“We have been well blessed with this response, and we know we aren’t in this situation by ourselves,” Frazier said. “So many Tennessee mayors reached out to me during this time. I appreciate every one of those calls and offers for assistance. I know a lot of cities sent equipment and manpower. We are so appreciative of that.”
Donations ranging from water heaters to mattresses to construction supplies to furniture to basic necessities were brought to the city, much of which is being stored in a warehouse in the city for distribution to residents in need.
In addition to aid from local cities and community organizations, Waverly Central High School students were given a Homecoming to remember when officials with the Tennessee Titans found out the team no longer had a homefield to play on. Waverly played against White House at the first high school football team ever hosted by Nissan Stadium, an event Frazier said students will remember the rest of their lives.
Frazier said complete recovery may be years in the future.
“We have moved into the long-term recovery,” he said. “Seven months out, we are still removing debris. My thinking is when we get rid of all of the debris we will start the healing process. We are starting to see things kind of back to a bit of normalcy. What is so eerie is driving through a subdivision that had two dozen homes and is now all vacant lots. Recovery is going to be years in coming. Every day, something gets done. We get a little bit better and a little closer to that final recovery every day. I feel this could easily be a 10-year process.”
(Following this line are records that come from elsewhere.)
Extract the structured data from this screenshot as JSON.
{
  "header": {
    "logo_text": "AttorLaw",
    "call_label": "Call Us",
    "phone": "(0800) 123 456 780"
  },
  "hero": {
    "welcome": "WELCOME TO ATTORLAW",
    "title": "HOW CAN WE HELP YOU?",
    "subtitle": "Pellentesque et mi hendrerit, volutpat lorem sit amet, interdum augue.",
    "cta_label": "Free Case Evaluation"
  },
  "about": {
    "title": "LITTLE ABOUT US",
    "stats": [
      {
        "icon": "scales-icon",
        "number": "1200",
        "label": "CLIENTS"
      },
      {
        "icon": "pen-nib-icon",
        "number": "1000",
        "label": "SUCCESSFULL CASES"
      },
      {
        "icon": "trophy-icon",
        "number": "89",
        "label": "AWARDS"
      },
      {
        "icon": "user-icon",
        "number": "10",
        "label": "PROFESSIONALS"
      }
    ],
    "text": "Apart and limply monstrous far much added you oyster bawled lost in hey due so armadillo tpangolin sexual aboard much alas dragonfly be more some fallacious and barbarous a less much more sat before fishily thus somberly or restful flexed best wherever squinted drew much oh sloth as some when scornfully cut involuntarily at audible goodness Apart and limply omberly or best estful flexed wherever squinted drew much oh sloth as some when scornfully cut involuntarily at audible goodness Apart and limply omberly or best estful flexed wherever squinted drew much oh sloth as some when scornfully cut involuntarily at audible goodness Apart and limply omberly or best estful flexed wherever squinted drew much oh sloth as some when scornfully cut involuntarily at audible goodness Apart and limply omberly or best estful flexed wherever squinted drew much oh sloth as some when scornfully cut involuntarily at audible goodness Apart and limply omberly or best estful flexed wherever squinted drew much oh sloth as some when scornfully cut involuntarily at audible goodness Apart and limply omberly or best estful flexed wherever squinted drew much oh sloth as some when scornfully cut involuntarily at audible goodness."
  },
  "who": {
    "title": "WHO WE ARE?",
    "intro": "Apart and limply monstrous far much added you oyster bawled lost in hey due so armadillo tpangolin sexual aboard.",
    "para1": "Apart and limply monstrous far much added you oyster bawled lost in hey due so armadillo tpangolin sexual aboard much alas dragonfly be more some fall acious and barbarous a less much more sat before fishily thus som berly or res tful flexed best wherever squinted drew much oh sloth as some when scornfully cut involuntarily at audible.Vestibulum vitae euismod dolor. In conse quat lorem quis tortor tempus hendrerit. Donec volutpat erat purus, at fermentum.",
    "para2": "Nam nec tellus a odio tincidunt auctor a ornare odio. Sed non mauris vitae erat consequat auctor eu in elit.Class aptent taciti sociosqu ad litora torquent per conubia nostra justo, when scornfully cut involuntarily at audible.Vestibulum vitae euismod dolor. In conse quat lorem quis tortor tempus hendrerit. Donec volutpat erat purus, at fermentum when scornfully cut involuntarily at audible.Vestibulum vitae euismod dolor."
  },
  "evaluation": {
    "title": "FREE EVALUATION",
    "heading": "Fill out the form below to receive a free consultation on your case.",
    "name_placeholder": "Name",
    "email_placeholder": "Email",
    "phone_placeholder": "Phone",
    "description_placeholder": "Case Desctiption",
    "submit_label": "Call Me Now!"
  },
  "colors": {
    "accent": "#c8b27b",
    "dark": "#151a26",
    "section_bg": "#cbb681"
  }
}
The city recently held a groundbreaking for the first of 25 homes being reconstructed by a disaster relief organization and Frazier said numerous businesses have had their site plans approved for reconstruction by the city.
The city itself has also recovered most of the equipment it lost in the flooding, though supply chain issues are holding up some equipment, including two wastewater pump stations. The city is also buying a temporary facility to house its public works facility so they can move out of a fire substation in the city. A new facility for public works is being planned as well.
Flood mitigation projects are also a part of the recovery process. The U.S. Army Corps of Engineers is doing a floodplain management study and the Natural Conservation Resources Service is also conducted a watershed study. Frazier said Waverly is looking into the long-term to make the community safer from flooding events.
Two major results from the flood have had a statewide impact. The first is the foundation of Flood Ready TN, an organization of local leaders advocating for up-to-date flood plain maps and plans for cities across the state. Another is a new policy that requires all Tennessee schools in floodplains to be moved to higher ground.
While many members of the community still have high concerns surrounding high rainfall events, Frazier said the flood has brought the community much closer together.
“It has shown us how fragile life is,” he said. “It has shown us how things can change in a moment’s notice. Waverly wasn’t on Easy Street by far, but we were seeing economic growth and for a small town we were comfortable economically. In the course of a few hours, we had all that taken away. It’s a situation of such a magnitude that we have all had to pool our resources together to get our town through it.”